The data:
┌──

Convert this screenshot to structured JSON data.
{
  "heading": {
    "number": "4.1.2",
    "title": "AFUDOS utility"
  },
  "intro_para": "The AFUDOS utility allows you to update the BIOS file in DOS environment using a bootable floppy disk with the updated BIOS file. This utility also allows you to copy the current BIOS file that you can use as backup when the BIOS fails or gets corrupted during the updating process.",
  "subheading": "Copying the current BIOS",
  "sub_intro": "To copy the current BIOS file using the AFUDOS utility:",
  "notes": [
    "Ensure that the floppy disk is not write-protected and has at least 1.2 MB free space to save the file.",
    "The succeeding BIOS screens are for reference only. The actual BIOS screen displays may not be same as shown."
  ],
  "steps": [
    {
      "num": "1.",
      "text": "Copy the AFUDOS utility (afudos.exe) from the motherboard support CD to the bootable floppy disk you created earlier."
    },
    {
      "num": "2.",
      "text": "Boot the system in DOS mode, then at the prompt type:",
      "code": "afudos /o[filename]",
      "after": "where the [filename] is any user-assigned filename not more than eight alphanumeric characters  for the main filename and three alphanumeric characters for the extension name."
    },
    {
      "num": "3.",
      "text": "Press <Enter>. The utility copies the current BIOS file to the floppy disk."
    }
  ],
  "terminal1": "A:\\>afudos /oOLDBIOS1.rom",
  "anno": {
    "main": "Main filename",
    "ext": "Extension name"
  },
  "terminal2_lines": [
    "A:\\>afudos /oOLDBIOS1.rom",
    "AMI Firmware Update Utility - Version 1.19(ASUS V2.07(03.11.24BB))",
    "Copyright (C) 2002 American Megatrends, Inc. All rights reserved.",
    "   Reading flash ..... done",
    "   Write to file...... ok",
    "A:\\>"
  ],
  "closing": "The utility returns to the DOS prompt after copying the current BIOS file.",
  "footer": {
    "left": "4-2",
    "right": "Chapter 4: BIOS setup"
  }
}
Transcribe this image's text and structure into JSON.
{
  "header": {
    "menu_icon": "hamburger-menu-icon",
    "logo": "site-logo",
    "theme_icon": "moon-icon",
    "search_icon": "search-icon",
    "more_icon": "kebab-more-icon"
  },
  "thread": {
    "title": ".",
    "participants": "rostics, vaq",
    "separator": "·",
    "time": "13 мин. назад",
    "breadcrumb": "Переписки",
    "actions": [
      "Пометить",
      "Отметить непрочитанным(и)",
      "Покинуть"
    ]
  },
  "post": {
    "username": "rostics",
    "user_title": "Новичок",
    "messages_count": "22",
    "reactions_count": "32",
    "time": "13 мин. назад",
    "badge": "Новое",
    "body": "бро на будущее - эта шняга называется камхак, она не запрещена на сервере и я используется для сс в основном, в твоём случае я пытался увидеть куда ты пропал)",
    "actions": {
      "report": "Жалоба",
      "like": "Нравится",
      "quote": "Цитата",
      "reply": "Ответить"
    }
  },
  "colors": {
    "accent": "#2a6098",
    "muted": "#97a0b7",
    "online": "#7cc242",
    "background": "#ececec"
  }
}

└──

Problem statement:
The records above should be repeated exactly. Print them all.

Answer to this problem:
Convert this screenshot to structured JSON data.
{
  "heading": {
    "number": "4.1.2",
    "title": "AFUDOS utility"
  },
  "intro_para": "The AFUDOS utility allows you to update the BIOS file in DOS environment using a bootable floppy disk with the updated BIOS file. This utility also allows you to copy the current BIOS file that you can use as backup when the BIOS fails or gets corrupted during the updating process.",
  "subheading": "Copying the current BIOS",
  "sub_intro": "To copy the current BIOS file using the AFUDOS utility:",
  "notes": [
    "Ensure that the floppy disk is not write-protected and has at least 1.2 MB free space to save the file.",
    "The succeeding BIOS screens are for reference only. The actual BIOS screen displays may not be same as shown."
  ],
  "steps": [
    {
      "num": "1.",
      "text": "Copy the AFUDOS utility (afudos.exe) from the motherboard support CD to the bootable floppy disk you created earlier."
    },
    {
      "num": "2.",
      "text": "Boot the system in DOS mode, then at the prompt type:",
      "code": "afudos /o[filename]",
      "after": "where the [filename] is any user-assigned filename not more than eight alphanumeric characters  for the main filename and three alphanumeric characters for the extension name."
    },
    {
      "num": "3.",
      "text": "Press <Enter>. The utility copies the current BIOS file to the floppy disk."
    }
  ],
  "terminal1": "A:\\>afudos /oOLDBIOS1.rom",
  "anno": {
    "main": "Main filename",
    "ext": "Extension name"
  },
  "terminal2_lines": [
    "A:\\>afudos /oOLDBIOS1.rom",
    "AMI Firmware Update Utility - Version 1.19(ASUS V2.07(03.11.24BB))",
    "Copyright (C) 2002 American Megatrends, Inc. All rights reserved.",
    "   Reading flash ..... done",
    "   Write to file...... ok",
    "A:\\>"
  ],
  "closing": "The utility returns to the DOS prompt after copying the current BIOS file.",
  "footer": {
    "left": "4-2",
    "right": "Chapter 4: BIOS setup"
  }
}
Transcribe this image's text and structure into JSON.
{
  "header": {
    "menu_icon": "hamburger-menu-icon",
    "logo": "site-logo",
    "theme_icon": "moon-icon",
    "search_icon": "search-icon",
    "more_icon": "kebab-more-icon"
  },
  "thread": {
    "title": ".",
    "participants": "rostics, vaq",
    "separator": "·",
    "time": "13 мин. назад",
    "breadcrumb": "Переписки",
    "actions": [
      "Пометить",
      "Отметить непрочитанным(и)",
      "Покинуть"
    ]
  },
  "post": {
    "username": "rostics",
    "user_title": "Новичок",
    "messages_count": "22",
    "reactions_count": "32",
    "time": "13 мин. назад",
    "badge": "Новое",
    "body": "бро на будущее - эта шняга называется камхак, она не запрещена на сервере и я используется для сс в основном, в твоём случае я пытался увидеть куда ты пропал)",
    "actions": {
      "report": "Жалоба",
      "like": "Нравится",
      "quote": "Цитата",
      "reply": "Ответить"
    }
  },
  "colors": {
    "accent": "#2a6098",
    "muted": "#97a0b7",
    "online": "#7cc242",
    "background": "#ececec"
  }
}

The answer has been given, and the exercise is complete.